Updated: Nov 12, 2021
In the last two decades, we have welcomed the genomic revolution with the hope that its novel early-detection tests will improve patients’ quality of life and potentially help prevent diseases from evolving. In recent years, the genomic revolution was extended by the generation of mass genome-sequenced data, the unlimited cloud computational resources, and the progress in artificial intelligence’s ability to process large-scale datasets such as genomics sequences.
So why aren’t diagnosis challenges solved on a daily basis? Why aren’t various disease therapy targets easily identified? Why can’t we predict whether or not a patient will respond to a certain therapy? Many diseases harbor broad genomic heterogeneity, but assuming we have large-scale patient data, biological assays results, and the analytical tools to derive insights, why aren't we there yet? What can we do better? I believe that tightening the communication between the five expertises: wet-lab biologists, clinicians, bioinformaticians, and software and analytical engineers—including machine learners—can bring us further and faster.

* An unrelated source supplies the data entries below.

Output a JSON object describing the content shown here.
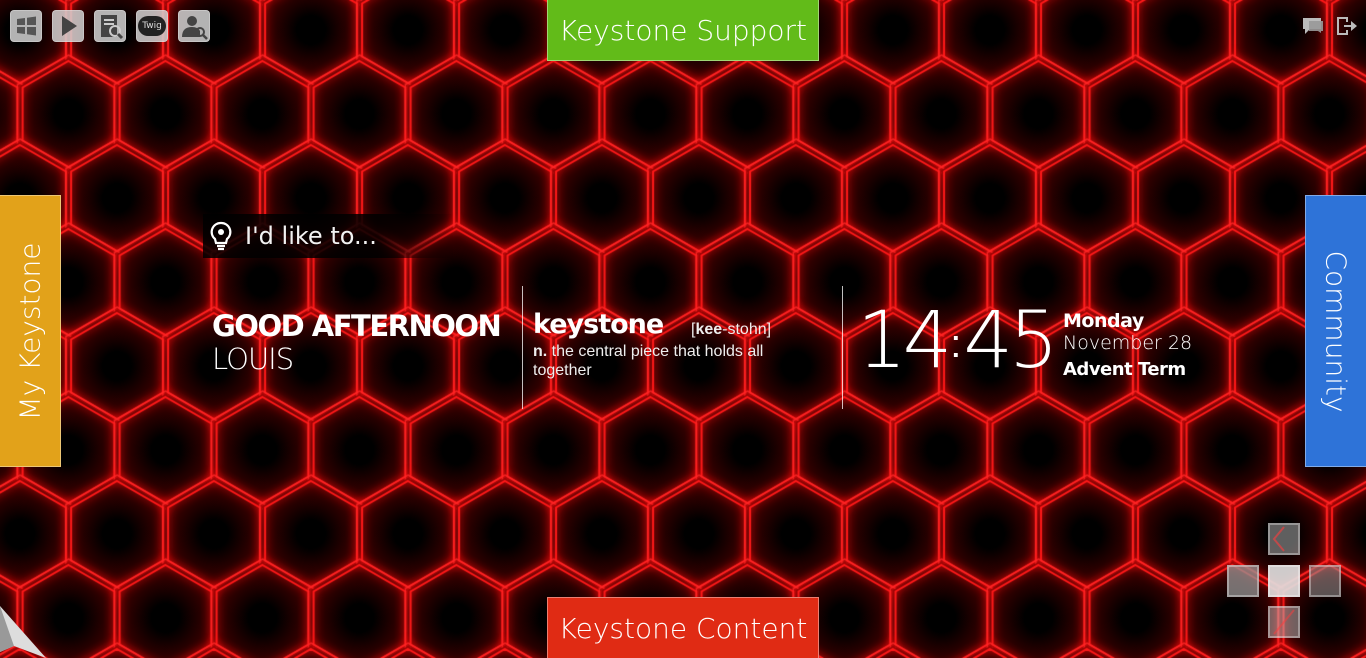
{
  "toolbar": {
    "icons": [
      "windows-icon",
      "play-icon",
      "document-search-icon",
      "twig-icon",
      "user-search-icon"
    ],
    "twig_label": "Twig"
  },
  "top_right": {
    "icons": [
      "chat-icon",
      "logout-icon"
    ]
  },
  "tabs": {
    "top": "Keystone Support",
    "bottom": "Keystone Content",
    "left": "My Keystone",
    "right": "Community"
  },
  "tabs_colors": {
    "top": "#62bb19",
    "bottom": "#e02b14",
    "left": "#e2a21a",
    "right": "#2e73d8"
  },
  "prompt": {
    "icon": "lightbulb-icon",
    "text": "I'd like to..."
  },
  "greeting": {
    "line1": "GOOD AFTERNOON",
    "name": "LOUIS"
  },
  "definition": {
    "word": "keystone",
    "pronunciation_bold": "kee",
    "pronunciation_rest": "-stohn",
    "pos": "n.",
    "meaning": "the central piece that holds all together"
  },
  "clock": {
    "hours": "14",
    "separator": ":",
    "minutes": "45"
  },
  "date": {
    "weekday": "Monday",
    "month_day": "November 28",
    "term": "Advent Term"
  },
  "background": {
    "accent": "#ff1a1a",
    "base": "#000000"
  }
}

To make things clear, the biotech community is facing big challenges wherein many diseases include a large variety of genomic profiles, and yet they are still able to make progress in identifying targets and delivering novel therapeutics modalities. One of the major contributors to COVID-19’s speedy insights was the multi-directional communication between all the contributors. The virus was immediately sequenced, and all scientists were diverted from their daily work to learn the virus and discuss ways to overcome it. This tight communication can be mimicked by a common shared platform for other diseases. The platform should capture multiple genomic sequence databases, the bioinformatics tools to process them in a harmonized way, and the sample clinical and biological information that has been reviewed and annotated by clinicians and biologists. This common platform will minimize the time that the biotech needs to focus on software development, allowing it to curate and harmonize public sample datasets and maximize the time it focuses on developing the novel biology platform for the relevant disease.
For that Oriel Research Therapeutics (ORT), my company built the ORT platform. The ORT platform includes sequence data harmonized by unified bioinformatics tools as well as clinical and biological data parsed by automated tools and reviewed by wet-lab biologists and clinicians. In addition, we offer off-the-shelf and custom proprietary machine learning models to advance the understanding of a disease’s genomic profile. The ORT platform is a software product that was built using cloud resources and is therefore accessible from anywhere around the world. It is modular and expandable to address ORT customers’ specific requests.
The ORT platform as a service (paas) is a major pillar in our mission to bring precision medicine to everyone and every location. Our goal is to see more of the biotech discoveries convert faster to the clinic. Please feel free to contact me or anyone on my team for any support you might need from the ORT’s platform at firstname.lastname@example.org . We will be more than happy to expedite your scientific and development work.